Apart from the images, output the data below exactly.

─── DATA FOR THE TASK

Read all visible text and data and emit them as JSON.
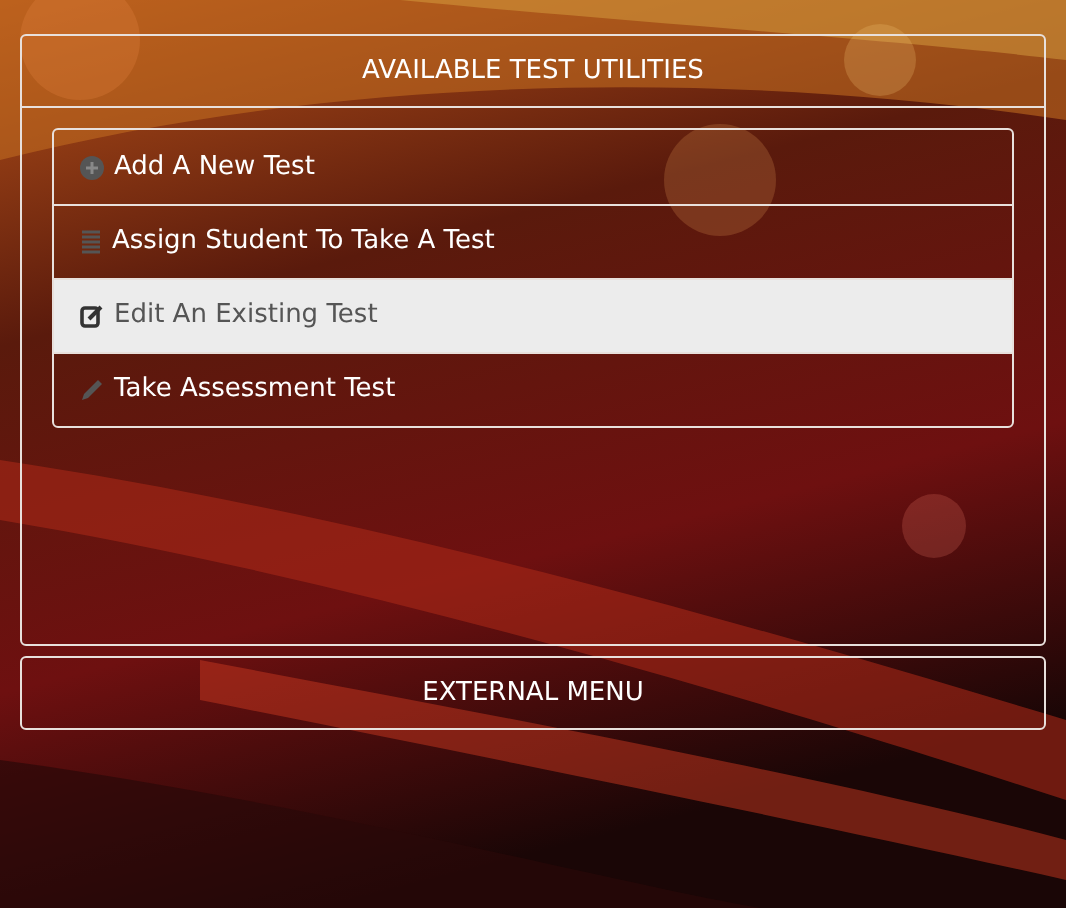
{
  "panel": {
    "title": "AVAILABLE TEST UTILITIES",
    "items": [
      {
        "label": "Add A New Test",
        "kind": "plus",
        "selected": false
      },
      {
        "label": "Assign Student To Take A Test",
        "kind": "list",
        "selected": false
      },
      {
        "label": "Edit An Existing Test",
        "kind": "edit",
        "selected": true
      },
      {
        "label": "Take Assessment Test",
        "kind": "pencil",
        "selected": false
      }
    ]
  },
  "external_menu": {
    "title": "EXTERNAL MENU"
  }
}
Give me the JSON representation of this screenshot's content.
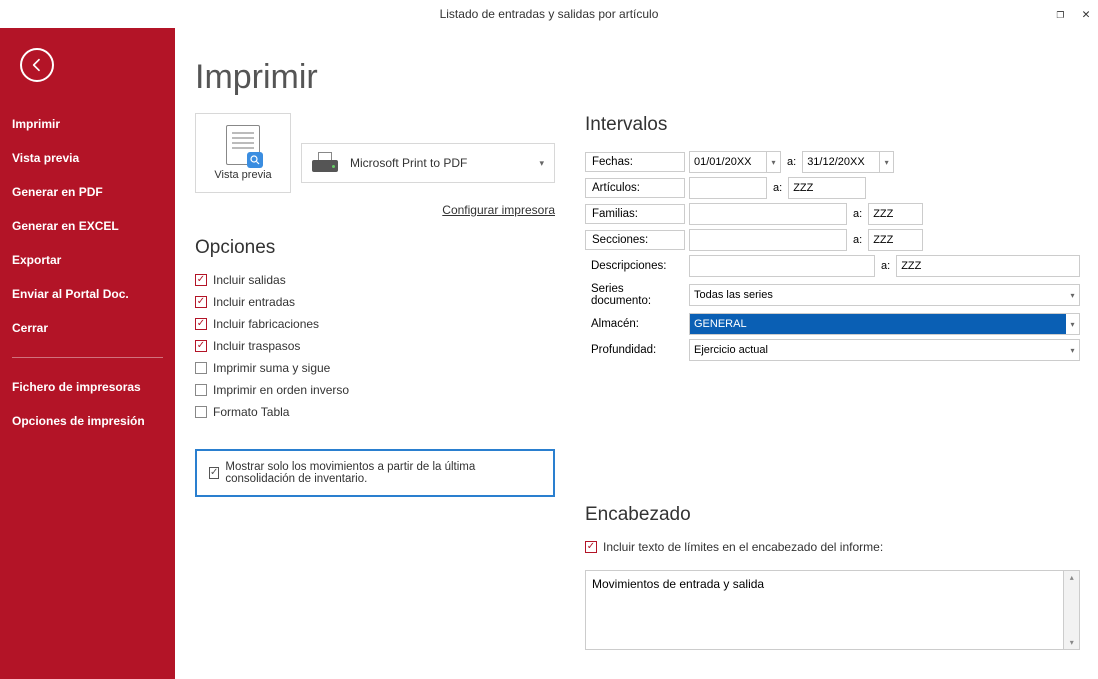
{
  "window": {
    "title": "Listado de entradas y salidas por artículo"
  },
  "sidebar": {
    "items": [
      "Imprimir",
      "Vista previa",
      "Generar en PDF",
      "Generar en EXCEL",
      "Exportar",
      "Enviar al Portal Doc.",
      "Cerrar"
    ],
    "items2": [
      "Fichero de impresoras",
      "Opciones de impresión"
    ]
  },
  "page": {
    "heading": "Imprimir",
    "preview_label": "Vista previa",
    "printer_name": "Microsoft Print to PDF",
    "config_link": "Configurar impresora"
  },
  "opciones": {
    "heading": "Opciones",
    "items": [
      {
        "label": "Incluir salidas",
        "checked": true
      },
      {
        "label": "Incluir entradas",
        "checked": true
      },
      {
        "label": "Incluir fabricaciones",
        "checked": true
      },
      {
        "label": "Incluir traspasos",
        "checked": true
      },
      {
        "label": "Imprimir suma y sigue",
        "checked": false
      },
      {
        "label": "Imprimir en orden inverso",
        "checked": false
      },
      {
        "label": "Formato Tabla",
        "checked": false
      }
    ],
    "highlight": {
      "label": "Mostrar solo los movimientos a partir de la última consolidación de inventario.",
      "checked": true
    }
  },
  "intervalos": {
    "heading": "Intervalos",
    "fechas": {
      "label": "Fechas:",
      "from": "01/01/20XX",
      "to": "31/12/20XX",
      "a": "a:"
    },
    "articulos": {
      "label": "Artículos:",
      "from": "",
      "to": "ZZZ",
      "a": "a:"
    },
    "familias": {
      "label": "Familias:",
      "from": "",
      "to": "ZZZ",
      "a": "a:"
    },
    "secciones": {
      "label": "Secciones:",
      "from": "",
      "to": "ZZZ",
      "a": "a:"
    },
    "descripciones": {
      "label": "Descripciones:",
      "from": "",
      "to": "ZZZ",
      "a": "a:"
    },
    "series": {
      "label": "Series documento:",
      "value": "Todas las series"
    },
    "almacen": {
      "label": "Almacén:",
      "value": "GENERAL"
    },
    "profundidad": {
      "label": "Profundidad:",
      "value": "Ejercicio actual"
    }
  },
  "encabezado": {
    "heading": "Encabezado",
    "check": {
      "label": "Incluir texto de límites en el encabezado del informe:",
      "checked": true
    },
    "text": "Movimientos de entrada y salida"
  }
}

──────

**COMPLETED EXERCISE**:
Read all visible text and data and emit them as JSON.
{
  "panel": {
    "title": "AVAILABLE TEST UTILITIES",
    "items": [
      {
        "label": "Add A New Test",
        "kind": "plus",
        "selected": false
      },
      {
        "label": "Assign Student To Take A Test",
        "kind": "list",
        "selected": false
      },
      {
        "label": "Edit An Existing Test",
        "kind": "edit",
        "selected": true
      },
      {
        "label": "Take Assessment Test",
        "kind": "pencil",
        "selected": false
      }
    ]
  },
  "external_menu": {
    "title": "EXTERNAL MENU"
  }
}
Give me the JSON representation of this screenshot's content.
{
  "window": {
    "title": "Listado de entradas y salidas por artículo"
  },
  "sidebar": {
    "items": [
      "Imprimir",
      "Vista previa",
      "Generar en PDF",
      "Generar en EXCEL",
      "Exportar",
      "Enviar al Portal Doc.",
      "Cerrar"
    ],
    "items2": [
      "Fichero de impresoras",
      "Opciones de impresión"
    ]
  },
  "page": {
    "heading": "Imprimir",
    "preview_label": "Vista previa",
    "printer_name": "Microsoft Print to PDF",
    "config_link": "Configurar impresora"
  },
  "opciones": {
    "heading": "Opciones",
    "items": [
      {
        "label": "Incluir salidas",
        "checked": true
      },
      {
        "label": "Incluir entradas",
        "checked": true
      },
      {
        "label": "Incluir fabricaciones",
        "checked": true
      },
      {
        "label": "Incluir traspasos",
        "checked": true
      },
      {
        "label": "Imprimir suma y sigue",
        "checked": false
      },
      {
        "label": "Imprimir en orden inverso",
        "checked": false
      },
      {
        "label": "Formato Tabla",
        "checked": false
      }
    ],
    "highlight": {
      "label": "Mostrar solo los movimientos a partir de la última consolidación de inventario.",
      "checked": true
    }
  },
  "intervalos": {
    "heading": "Intervalos",
    "fechas": {
      "label": "Fechas:",
      "from": "01/01/20XX",
      "to": "31/12/20XX",
      "a": "a:"
    },
    "articulos": {
      "label": "Artículos:",
      "from": "",
      "to": "ZZZ",
      "a": "a:"
    },
    "familias": {
      "label": "Familias:",
      "from": "",
      "to": "ZZZ",
      "a": "a:"
    },
    "secciones": {
      "label": "Secciones:",
      "from": "",
      "to": "ZZZ",
      "a": "a:"
    },
    "descripciones": {
      "label": "Descripciones:",
      "from": "",
      "to": "ZZZ",
      "a": "a:"
    },
    "series": {
      "label": "Series documento:",
      "value": "Todas las series"
    },
    "almacen": {
      "label": "Almacén:",
      "value": "GENERAL"
    },
    "profundidad": {
      "label": "Profundidad:",
      "value": "Ejercicio actual"
    }
  },
  "encabezado": {
    "heading": "Encabezado",
    "check": {
      "label": "Incluir texto de límites en el encabezado del informe:",
      "checked": true
    },
    "text": "Movimientos de entrada y salida"
  }
}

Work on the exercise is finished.